Companion Planting and Design
Grow species in woodlands, wildflower patches, and rock gardens. In the garden, hybrid versions, with their larger, sometimes double and more colorful flowers, offer a nice transition from spring bulbs to spring flowering perennials. Columbine also make good cut flowers in arrangements.
The Canadian columbine is a wild species with red and yellow flowers. “Black Currant Ice” is a newer variety with nodding, purple and yellow flowers that grows 1 foot tall. “McKana Series” feature 2 to 3 foot tall plants with a mix of flower colors. The “Origami Series” has 1 to 2 foot tall plants that bloom longer than other hybrids. “Barlow Series” has unique, blue, red, or black-colored, shaggy, double flowers.
Excerpted from my book, New England Getting Started Garden Guide.
This common perennial’s latin name means eagle, for the spurs on the flowers. The common name also means dove, for when you flip over the flower looks like doves sitting around a fountain. What native wildflower is this? It’s aquilegia or columbine.
I love the wild Canadian columbine that sprouts up in our rocky ledges every spring. The red and yellow colors are showy against the rocks. Columbine are tough plants. They’re hardy to zone 3 and you’ll find different species of this native from Mexico to Canada. In garden centers, it’s the hybrids that stand out. Bred for larger sized flowers with different colors, hybrid columbines can put on a show in a perennial flower garden in early spring. Look for hybrids such as ‘McKana’ with its red, yellow and blue colored flowers, ‘Cameo’ with a mix of flower colors on 6 to 8 inch tall plants, and ‘Clementine’ for its double flowered blooms.
Plant columbine in full sun or part shade in our climate.

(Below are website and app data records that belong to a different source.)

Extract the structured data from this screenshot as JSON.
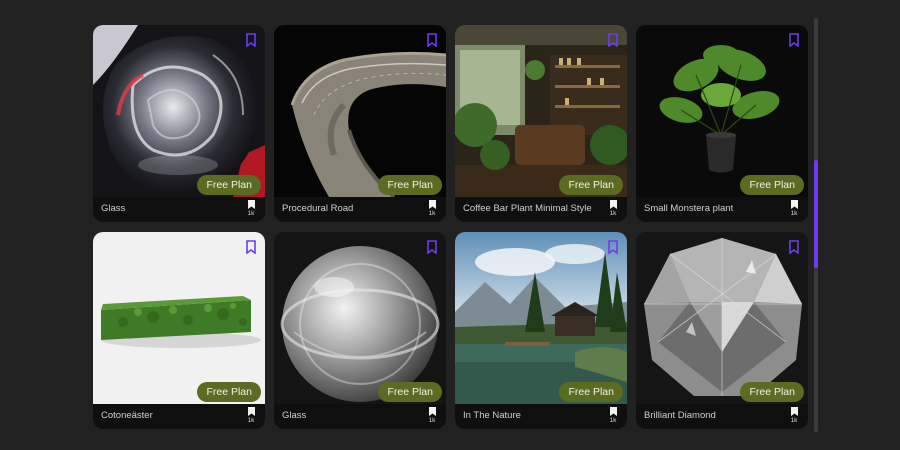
{
  "colors": {
    "accent": "#6b3cf0",
    "badge_bg": "#5b6b22",
    "card_bg": "#0f0f0f",
    "page_bg": "#212121"
  },
  "cards": [
    {
      "title": "Glass",
      "badge": "Free Plan",
      "count": "1k",
      "thumbnail": "glass-blob"
    },
    {
      "title": "Procedural Road",
      "badge": "Free Plan",
      "count": "1k",
      "thumbnail": "road"
    },
    {
      "title": "Coffee Bar Plant Minimal Style",
      "badge": "Free Plan",
      "count": "1k",
      "thumbnail": "coffee-bar"
    },
    {
      "title": "Small Monstera plant",
      "badge": "Free Plan",
      "count": "1k",
      "thumbnail": "monstera"
    },
    {
      "title": "Cotoneäster",
      "badge": "Free Plan",
      "count": "1k",
      "thumbnail": "hedge"
    },
    {
      "title": "Glass",
      "badge": "Free Plan",
      "count": "1k",
      "thumbnail": "glass-sphere"
    },
    {
      "title": "In The Nature",
      "badge": "Free Plan",
      "count": "1k",
      "thumbnail": "lake-cabin"
    },
    {
      "title": "Brilliant Diamond",
      "badge": "Free Plan",
      "count": "1k",
      "thumbnail": "diamond"
    }
  ],
  "icons": {
    "bookmark_outline": "bookmark-outline-icon",
    "bookmark_filled": "bookmark-filled-icon"
  }
}
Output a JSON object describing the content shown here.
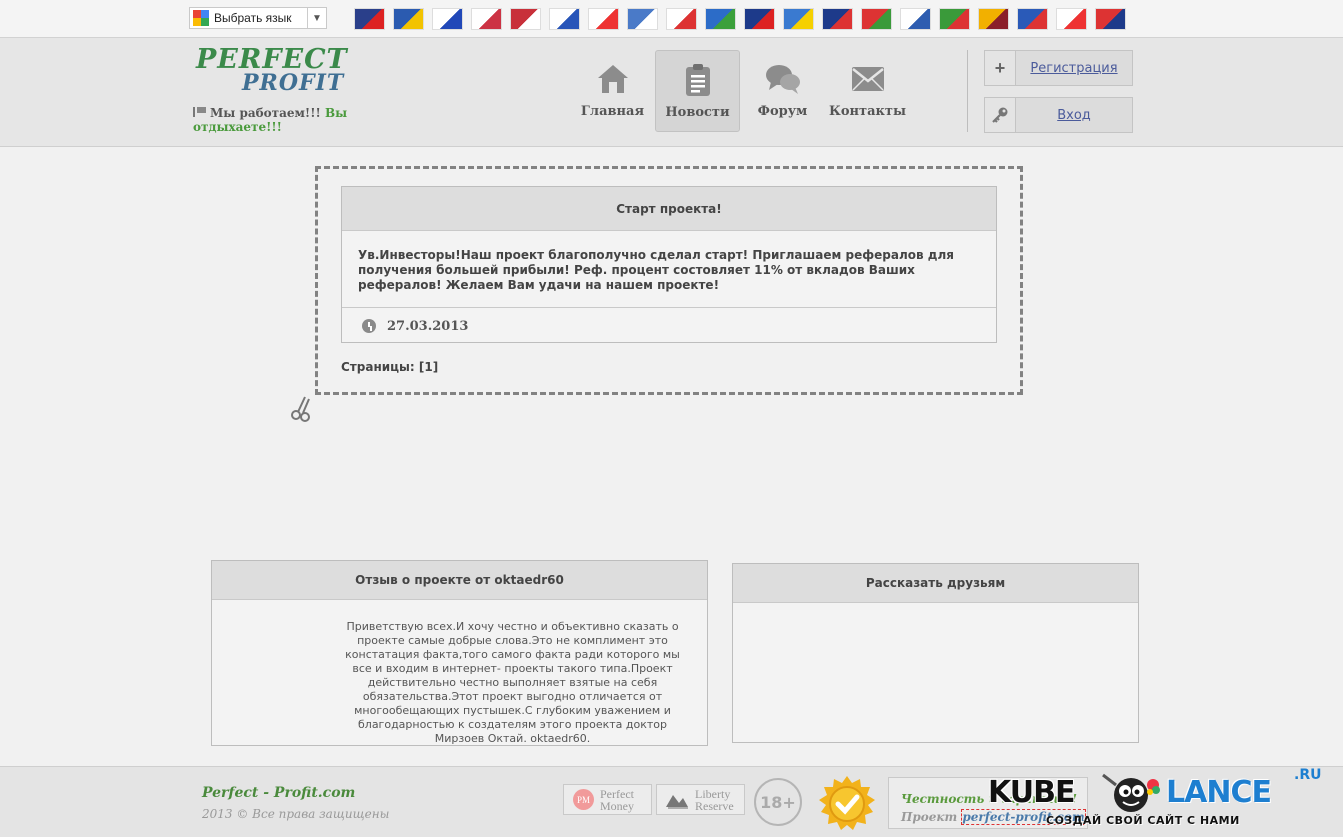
{
  "translate": {
    "label": "Выбрать язык",
    "arrow": "▼"
  },
  "flags": [
    {
      "name": "uk",
      "c1": "#2a3f8a",
      "c2": "#d22"
    },
    {
      "name": "sweden",
      "c1": "#2b5bb0",
      "c2": "#f2c300"
    },
    {
      "name": "russia",
      "c1": "#ffffff",
      "c2": "#2148b8"
    },
    {
      "name": "korea",
      "c1": "#ffffff",
      "c2": "#cc3344"
    },
    {
      "name": "norway",
      "c1": "#c8303a",
      "c2": "#ffffff"
    },
    {
      "name": "israel",
      "c1": "#ffffff",
      "c2": "#2855b8"
    },
    {
      "name": "georgia",
      "c1": "#ffffff",
      "c2": "#e33"
    },
    {
      "name": "greece",
      "c1": "#4a7ac8",
      "c2": "#ffffff"
    },
    {
      "name": "czech",
      "c1": "#ffffff",
      "c2": "#d33"
    },
    {
      "name": "solomon",
      "c1": "#2c6cc8",
      "c2": "#3ba03b"
    },
    {
      "name": "dominican",
      "c1": "#1d3a8a",
      "c2": "#d22"
    },
    {
      "name": "saint-vincent",
      "c1": "#3a7ad0",
      "c2": "#f5d000"
    },
    {
      "name": "costa-rica",
      "c1": "#1d3a8a",
      "c2": "#d33"
    },
    {
      "name": "oman",
      "c1": "#d33",
      "c2": "#3a9a3a"
    },
    {
      "name": "finland",
      "c1": "#ffffff",
      "c2": "#2e5db0"
    },
    {
      "name": "iran",
      "c1": "#3a9a3a",
      "c2": "#d33"
    },
    {
      "name": "sri-lanka",
      "c1": "#f2b000",
      "c2": "#8a1f2a"
    },
    {
      "name": "new-caledonia",
      "c1": "#2a5ab8",
      "c2": "#d33"
    },
    {
      "name": "guernsey",
      "c1": "#ffffff",
      "c2": "#e33"
    },
    {
      "name": "taiwan",
      "c1": "#d33",
      "c2": "#1d3a8a"
    }
  ],
  "header": {
    "logo_line1": "PERFECT",
    "logo_line2": "PROFIT",
    "tagline_a": "Мы работаем!!!",
    "tagline_b": "Вы отдыхаете!!!",
    "nav": [
      {
        "label": "Главная",
        "icon": "home-icon",
        "active": false
      },
      {
        "label": "Новости",
        "icon": "clipboard-icon",
        "active": true
      },
      {
        "label": "Форум",
        "icon": "chat-bubbles-icon",
        "active": false
      },
      {
        "label": "Контакты",
        "icon": "envelope-icon",
        "active": false
      }
    ],
    "register_label": "Регистрация",
    "login_label": "Вход"
  },
  "news": {
    "title": "Старт проекта!",
    "text": "Ув.Инвесторы!Наш проект благополучно сделал старт! Приглашаем рефералов для получения большей прибыли! Реф. процент состовляет 11% от вкладов Ваших рефералов! Желаем Вам удачи на нашем проекте!",
    "date": "27.03.2013",
    "pages": "Страницы: [1]"
  },
  "review": {
    "title": "Отзыв о проекте от oktaedr60",
    "text": "Приветствую всех.И хочу честно и объективно сказать о проекте самые добрые слова.Это не комплимент это констатация факта,того самого факта ради которого мы все и входим в интернет- проекты такого типа.Проект действительно честно выполняет взятые на себя обязательства.Этот проект выгодно отличается от многообещающих пустышек.С глубоким уважением и благодарностью к создателям этого проекта доктор Мирзоев Октай. oktaedr60."
  },
  "share": {
    "title": "Рассказать друзьям"
  },
  "footer": {
    "site": "Perfect - Profit.com",
    "copyright": "2013 © Все права защищены",
    "pm_logo": "PM",
    "pm_line1": "Perfect",
    "pm_line2": "Money",
    "lr_line1": "Liberty",
    "lr_line2": "Reserve",
    "age": "18+",
    "honest_line1": "Честность и гарантия!",
    "honest_prefix": "Проект",
    "honest_link": "perfect-profit.com"
  },
  "watermark": {
    "word1": "KUBE",
    "word2": "LANCE",
    "tld": ".RU",
    "slogan": "СОЗДАЙ СВОЙ САЙТ С НАМИ"
  }
}
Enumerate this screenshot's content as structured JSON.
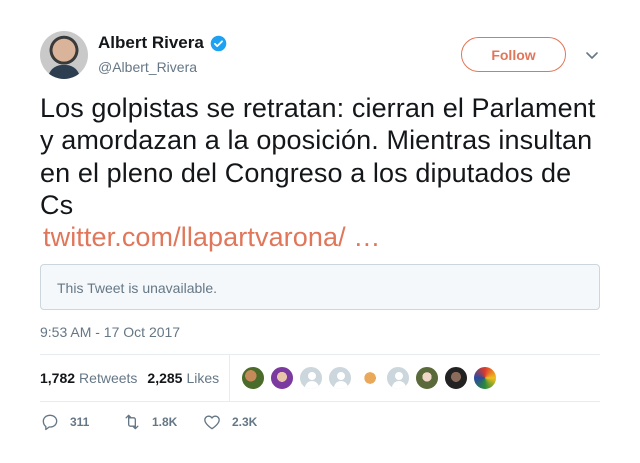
{
  "author": {
    "display_name": "Albert Rivera",
    "handle": "@Albert_Rivera",
    "verified": true
  },
  "follow_label": "Follow",
  "tweet": {
    "text": "Los golpistas se retratan: cierran el Parlament y amordazan a la oposición. Mientras insultan en el pleno del Congreso a los diputados de Cs",
    "link_text": "twitter.com/llapartvarona/ …"
  },
  "quoted": {
    "unavailable_text": "This Tweet is unavailable."
  },
  "timestamp": "9:53 AM - 17 Oct 2017",
  "stats": {
    "retweets": {
      "count": "1,782",
      "label": "Retweets"
    },
    "likes": {
      "count": "2,285",
      "label": "Likes"
    }
  },
  "actions": {
    "reply_count": "311",
    "retweet_count": "1.8K",
    "like_count": "2.3K"
  },
  "colors": {
    "accent": "#e0765a",
    "verified": "#1da1f2",
    "text_secondary": "#657786"
  },
  "icons": [
    "verified-badge-icon",
    "chevron-down-icon",
    "reply-icon",
    "retweet-icon",
    "heart-icon"
  ]
}
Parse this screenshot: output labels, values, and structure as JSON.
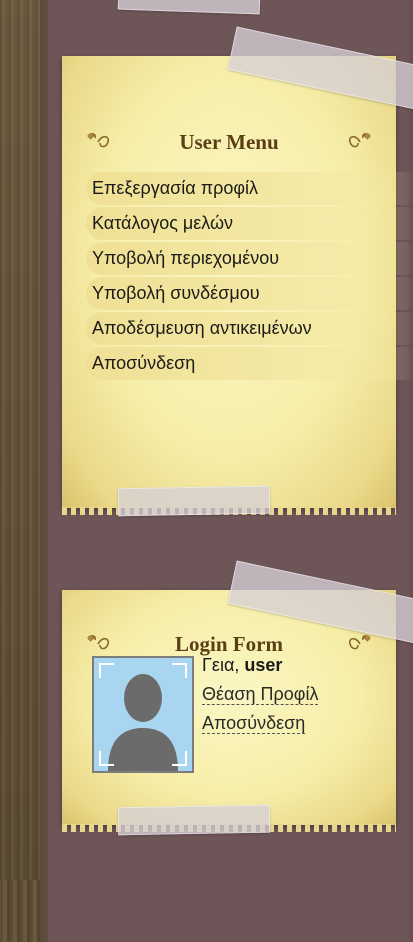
{
  "user_menu": {
    "title": "User Menu",
    "items": [
      {
        "label": "Επεξεργασία προφίλ"
      },
      {
        "label": "Κατάλογος μελών"
      },
      {
        "label": "Υποβολή περιεχομένου"
      },
      {
        "label": "Υποβολή συνδέσμου"
      },
      {
        "label": "Αποδέσμευση αντικειμένων"
      },
      {
        "label": "Αποσύνδεση"
      }
    ]
  },
  "login_form": {
    "title": "Login Form",
    "greeting_prefix": "Γεια,",
    "username": "user",
    "view_profile": "Θέαση Προφίλ",
    "logout": "Αποσύνδεση"
  },
  "colors": {
    "note_paper": "#f6eea8",
    "column_bg": "#6e5558",
    "title_text": "#5a3e16",
    "avatar_bg": "#a8d6f0"
  },
  "icons": {
    "title_ornament": "flourish-ornament-icon",
    "avatar": "user-silhouette-icon"
  }
}
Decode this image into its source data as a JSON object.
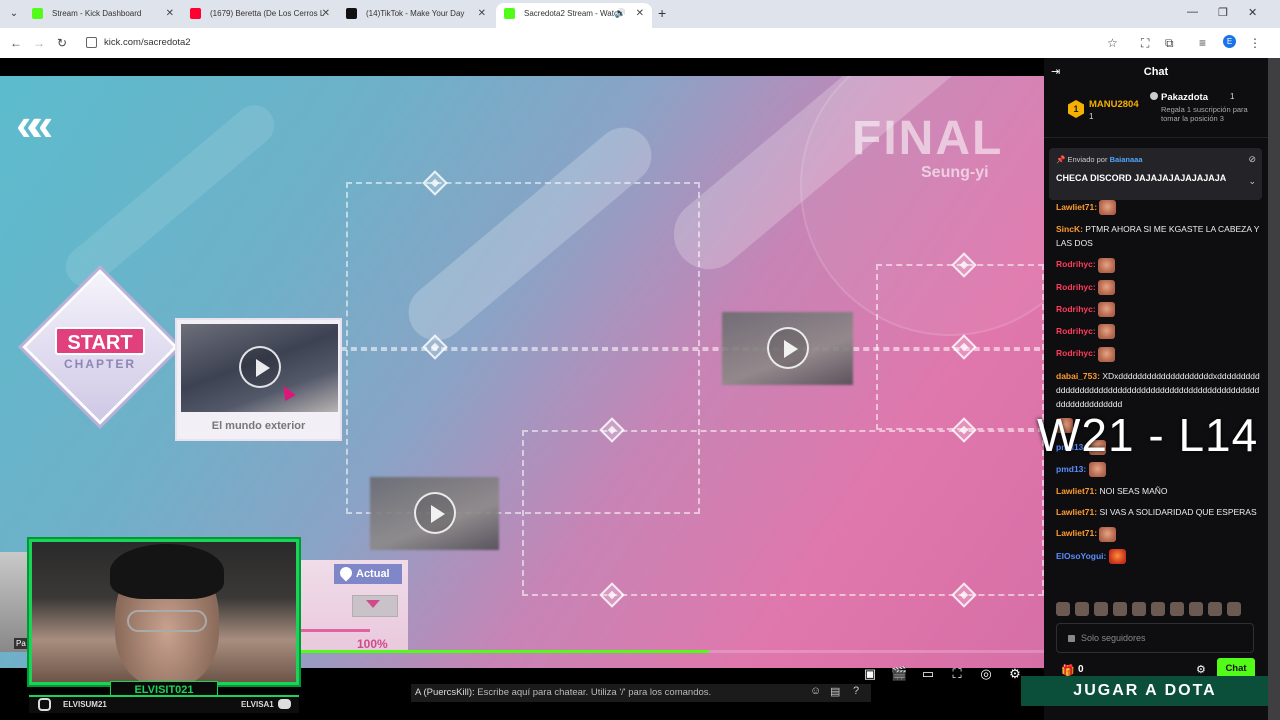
{
  "browser": {
    "tabs": [
      {
        "title": "Stream - Kick Dashboard",
        "color": "#53fc18"
      },
      {
        "title": "(1679) Beretta (De Los Cerros L",
        "color": "#ff0033"
      },
      {
        "title": "(14)TikTok - Make Your Day",
        "color": "#111111"
      },
      {
        "title": "Sacredota2 Stream - Watch",
        "color": "#53fc18"
      }
    ],
    "url": "kick.com/sacredota2",
    "profile_initial": "E"
  },
  "game": {
    "final_title": "FINAL",
    "final_subtitle": "Seung-yi",
    "start_label": "START",
    "chapter_label": "CHAPTER",
    "scene_title": "El mundo exterior",
    "actual_label": "Actual",
    "progress_percent": "100%",
    "stream_progress": 0.55
  },
  "webcam": {
    "name": "ELVISIT021",
    "instagram": "ELVISUM21",
    "discord": "ELVISA1",
    "side_label": "Pa"
  },
  "overlay_chat": {
    "user": "A (PuercsKill):",
    "placeholder": "Escribe aquí para chatear. Utiliza '/' para los comandos."
  },
  "chat": {
    "title": "Chat",
    "leaderboard": [
      {
        "rank": "1",
        "name": "MANU2804",
        "count": "1",
        "color": "#f5b000"
      },
      {
        "name": "Pakazdota",
        "count": "1",
        "color": "#ffffff"
      }
    ],
    "leader_note": "Regala 1 suscripción para tomar la posición 3",
    "pinned": {
      "by_label": "Enviado por",
      "by_user": "Baianaaa",
      "message": "CHECA DISCORD JAJAJAJAJAJAJAJA"
    },
    "messages": [
      {
        "user": "Lawliet71:",
        "text": "",
        "emote": true,
        "color": "#ff9b2f"
      },
      {
        "user": "SincK:",
        "text": "PTMR AHORA SI ME KGASTE LA CABEZA Y LAS DOS",
        "emote": false,
        "color": "#ff9b2f"
      },
      {
        "user": "Rodrihyc:",
        "text": "",
        "emote": true,
        "color": "#ff3b5c"
      },
      {
        "user": "Rodrihyc:",
        "text": "",
        "emote": true,
        "color": "#ff3b5c"
      },
      {
        "user": "Rodrihyc:",
        "text": "",
        "emote": true,
        "color": "#ff3b5c"
      },
      {
        "user": "Rodrihyc:",
        "text": "",
        "emote": true,
        "color": "#ff3b5c"
      },
      {
        "user": "Rodrihyc:",
        "text": "",
        "emote": true,
        "color": "#ff3b5c"
      },
      {
        "user": "dabai_753:",
        "text": "XDxddddddddddddddddddddxdddddddddddddddddddddddddddddddddddddddddddddddddddddddddddddddddd",
        "emote": false,
        "color": "#ff9b2f"
      },
      {
        "user": "",
        "text": "",
        "emote": true,
        "color": "#ff9b2f"
      },
      {
        "user": "pmd13:",
        "text": "",
        "emote": true,
        "color": "#5b8dff"
      },
      {
        "user": "pmd13:",
        "text": "",
        "emote": true,
        "color": "#5b8dff"
      },
      {
        "user": "Lawliet71:",
        "text": "NOI SEAS MAÑO",
        "emote": false,
        "color": "#ff9b2f"
      },
      {
        "user": "Lawliet71:",
        "text": "SI VAS A SOLIDARIDAD QUE ESPERAS",
        "emote": false,
        "color": "#ff9b2f"
      },
      {
        "user": "Lawliet71:",
        "text": "",
        "emote": true,
        "color": "#ff9b2f"
      },
      {
        "user": "ElOsoYogui:",
        "text": "",
        "emote": true,
        "color": "#5b8dff"
      }
    ],
    "score": "W21 - L14",
    "input_placeholder": "Solo seguidores",
    "gift_count": "0",
    "send_label": "Chat",
    "promo_label": "JUGAR A DOTA"
  }
}
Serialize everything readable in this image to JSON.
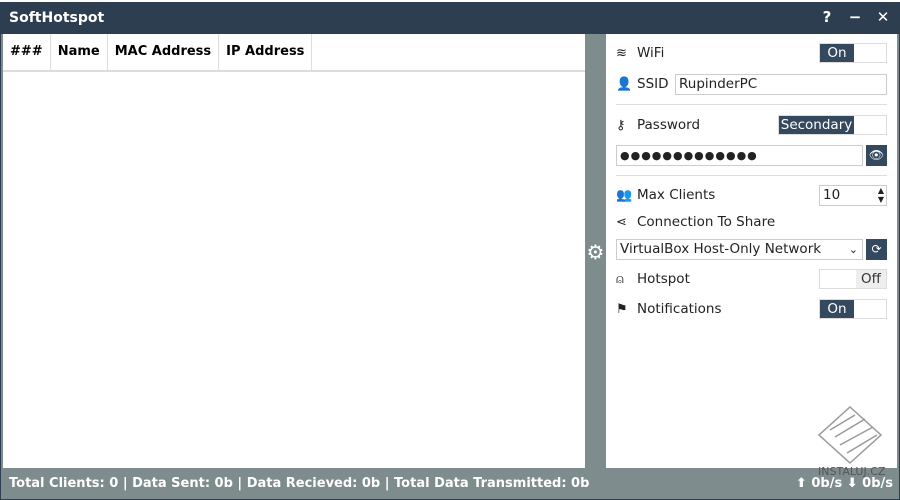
{
  "window": {
    "title": "SoftHotspot",
    "help": "?",
    "minimize": "−",
    "close": "✕"
  },
  "table": {
    "columns": [
      "###",
      "Name",
      "MAC Address",
      "IP Address"
    ],
    "rows": []
  },
  "settings": {
    "wifi": {
      "label": "WiFi",
      "state": "On"
    },
    "ssid": {
      "label": "SSID",
      "value": "RupinderPC"
    },
    "password": {
      "label": "Password",
      "mode": "Secondary",
      "value": "●●●●●●●●●●●●●"
    },
    "max_clients": {
      "label": "Max Clients",
      "value": "10"
    },
    "connection": {
      "label": "Connection To Share",
      "selected": "VirtualBox Host-Only Network"
    },
    "hotspot": {
      "label": "Hotspot",
      "state": "Off"
    },
    "notifications": {
      "label": "Notifications",
      "state": "On"
    }
  },
  "status": {
    "summary": "Total Clients: 0 | Data Sent: 0b | Data Recieved: 0b | Total Data Transmitted: 0b",
    "upload": "0b/s",
    "download": "0b/s"
  },
  "watermark": "INSTALUJ.CZ",
  "colors": {
    "titlebar": "#2c3e50",
    "accent": "#34495e",
    "frame": "#7f8c8d"
  }
}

They like a moist, rich, well-drained soil, just like in the forest. Most plants grow 1 to 2 feet tall and don’t like being divided. Deadhead spent flowers to prevent them from self-sowing, unless you want your columbine to naturally spread. Remember, though, that seedlings from hybrids will not come true to color and you’re likely to get one or two dominant colors next year.
Columbine have few pests, but one that’s very noticeable is the leaf miner. This fly lays an egg on the columbine leaves. The larvae tunnels between the walls of the leaf. If severe, the leaf will yellow and die. Pick off and destroy infected leaves and, for heavy infestations, cover the plants with a floating row cover until flowering.
From the Vermont Garden Journal.